What the exercise asks: Only the images are to be dropped; the records themselves must be repeated exactly.
Start of Provided information
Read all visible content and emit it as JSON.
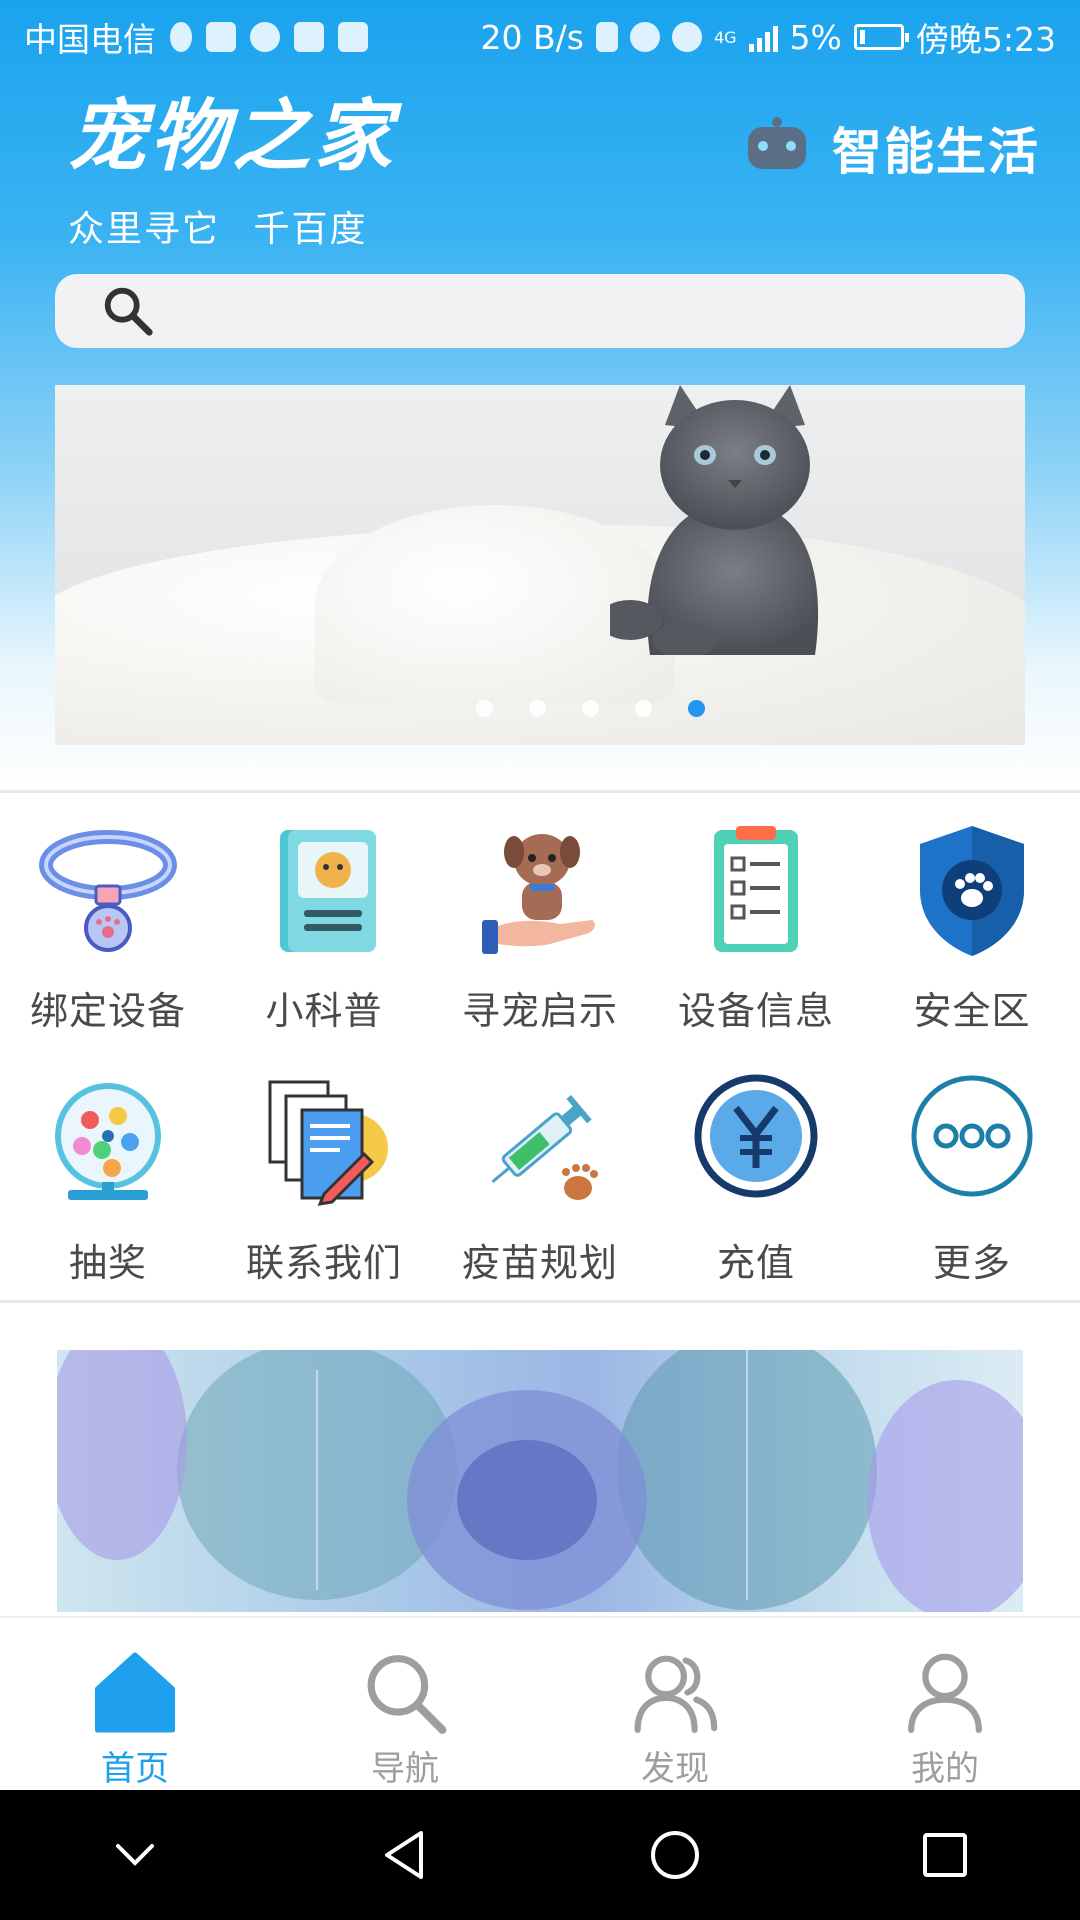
{
  "status_bar": {
    "carrier": "中国电信",
    "speed": "20 B/s",
    "network": "4G",
    "battery": "5%",
    "time": "傍晚5:23"
  },
  "header": {
    "app_title": "宠物之家",
    "subtitle": "众里寻它  千百度",
    "smart_label": "智能生活"
  },
  "search": {
    "placeholder": ""
  },
  "banner": {
    "slide_count": 5,
    "active_slide": 5
  },
  "grid": {
    "row1": [
      {
        "label": "绑定设备",
        "icon": "collar-icon"
      },
      {
        "label": "小科普",
        "icon": "book-icon"
      },
      {
        "label": "寻宠启示",
        "icon": "dog-in-hand-icon"
      },
      {
        "label": "设备信息",
        "icon": "clipboard-icon"
      },
      {
        "label": "安全区",
        "icon": "shield-paw-icon"
      }
    ],
    "row2": [
      {
        "label": "抽奖",
        "icon": "lottery-icon"
      },
      {
        "label": "联系我们",
        "icon": "documents-icon"
      },
      {
        "label": "疫苗规划",
        "icon": "syringe-icon"
      },
      {
        "label": "充值",
        "icon": "yuan-coin-icon"
      },
      {
        "label": "更多",
        "icon": "more-icon"
      }
    ]
  },
  "tabs": [
    {
      "label": "首页",
      "icon": "home-icon",
      "active": true
    },
    {
      "label": "导航",
      "icon": "search-icon",
      "active": false
    },
    {
      "label": "发现",
      "icon": "people-icon",
      "active": false
    },
    {
      "label": "我的",
      "icon": "person-icon",
      "active": false
    }
  ],
  "colors": {
    "accent": "#1ea0ee",
    "inactive": "#9e9e9e",
    "dot_active": "#2196f3"
  }
}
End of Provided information
Answer for this exercise:
Read all visible content and emit it as JSON.
{
  "status_bar": {
    "carrier": "中国电信",
    "speed": "20 B/s",
    "network": "4G",
    "battery": "5%",
    "time": "傍晚5:23"
  },
  "header": {
    "app_title": "宠物之家",
    "subtitle": "众里寻它  千百度",
    "smart_label": "智能生活"
  },
  "search": {
    "placeholder": ""
  },
  "banner": {
    "slide_count": 5,
    "active_slide": 5
  },
  "grid": {
    "row1": [
      {
        "label": "绑定设备",
        "icon": "collar-icon"
      },
      {
        "label": "小科普",
        "icon": "book-icon"
      },
      {
        "label": "寻宠启示",
        "icon": "dog-in-hand-icon"
      },
      {
        "label": "设备信息",
        "icon": "clipboard-icon"
      },
      {
        "label": "安全区",
        "icon": "shield-paw-icon"
      }
    ],
    "row2": [
      {
        "label": "抽奖",
        "icon": "lottery-icon"
      },
      {
        "label": "联系我们",
        "icon": "documents-icon"
      },
      {
        "label": "疫苗规划",
        "icon": "syringe-icon"
      },
      {
        "label": "充值",
        "icon": "yuan-coin-icon"
      },
      {
        "label": "更多",
        "icon": "more-icon"
      }
    ]
  },
  "tabs": [
    {
      "label": "首页",
      "icon": "home-icon",
      "active": true
    },
    {
      "label": "导航",
      "icon": "search-icon",
      "active": false
    },
    {
      "label": "发现",
      "icon": "people-icon",
      "active": false
    },
    {
      "label": "我的",
      "icon": "person-icon",
      "active": false
    }
  ],
  "colors": {
    "accent": "#1ea0ee",
    "inactive": "#9e9e9e",
    "dot_active": "#2196f3"
  }
}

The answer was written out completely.